Let the love that you proclaim be set by,
Renounce the woman that your heart desires,
Let the maid seem mine till the night expires.
For, while I am alive, I’ll not endure
That another man should love the maid.
At dawn one of us must breathe no more,
And lose his life, and the lady, in this glade.
Renounce her, all will seem as before,
None will know; it will ne’er be betrayed,
By the trees about us, that you did so
For a time; tis but little you’ll forego.’
Said Orlando to the king: ‘I have kept,
Every promise that I have ever made.
If I were so unwise as to accept,
I’d be forced to renege. If some sharp blade
Cleft my flesh, or blinded me while I slept,
Yet I could live sans eyes, sans limbs, dismayed,
Without a soul, without a heart, but never
Without my love for fair Angelica.’
Book I: Canto XVIII: 53-55: Orlando refusing, they fight once more
Agricane was angered past belief,
Unable to endure that proud reply,

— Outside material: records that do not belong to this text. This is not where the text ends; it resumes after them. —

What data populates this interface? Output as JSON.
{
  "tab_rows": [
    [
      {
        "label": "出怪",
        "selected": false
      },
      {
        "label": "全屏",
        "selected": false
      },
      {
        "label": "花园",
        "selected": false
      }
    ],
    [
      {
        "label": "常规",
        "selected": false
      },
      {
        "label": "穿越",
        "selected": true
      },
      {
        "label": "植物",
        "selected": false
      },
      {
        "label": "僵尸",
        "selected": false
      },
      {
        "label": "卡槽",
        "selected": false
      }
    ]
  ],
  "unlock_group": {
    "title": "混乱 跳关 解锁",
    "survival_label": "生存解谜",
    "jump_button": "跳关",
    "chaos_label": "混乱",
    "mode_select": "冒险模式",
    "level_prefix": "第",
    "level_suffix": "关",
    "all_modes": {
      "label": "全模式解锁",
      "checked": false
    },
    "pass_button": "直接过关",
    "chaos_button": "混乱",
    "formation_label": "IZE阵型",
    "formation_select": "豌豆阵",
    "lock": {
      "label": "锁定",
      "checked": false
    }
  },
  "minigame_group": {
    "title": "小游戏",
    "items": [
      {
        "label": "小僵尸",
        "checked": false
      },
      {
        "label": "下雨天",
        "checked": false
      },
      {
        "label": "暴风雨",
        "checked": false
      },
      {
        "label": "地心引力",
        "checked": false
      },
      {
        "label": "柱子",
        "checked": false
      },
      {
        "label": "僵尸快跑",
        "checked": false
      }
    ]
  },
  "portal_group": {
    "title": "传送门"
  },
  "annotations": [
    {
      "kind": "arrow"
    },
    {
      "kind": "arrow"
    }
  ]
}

And in the darkness, full of ire and grief,
He seized Baiardo, and mounted on high,
His sudden action bringing some relief.
Challenging the Count, loud came his cry:
‘Renounce the maiden now, or mount and fight;
Forgo her, or defend yourself, sir knight!’
The Count leapt to the saddle in a trice,
For when he’d heard the mighty monarch stir,
He’d feared some treachery, some foul device,
And so was ready for what might occur.
And, once mounted, his answer proved concise:
‘No, I’ll ne’er renounce my love for her,
Nor would not, if I could, by night, or day.
If you’d attain her, seek another way!’
As a storm begins that looms o’er the sea,
So that duel re-commenced, by the light
Of the bright moon above, rising swiftly,
As they spurred their mounts o’er the field of night.
The strokes they exchanged (twas no mere tourney)
Were landed ruthlessly, by knight on knight,
For both were strong, and ardent, to be sure.
This canto is complete. I’ll speak no more.
The End of Book I: Canto XVIII of ‘Orlando Innamorato’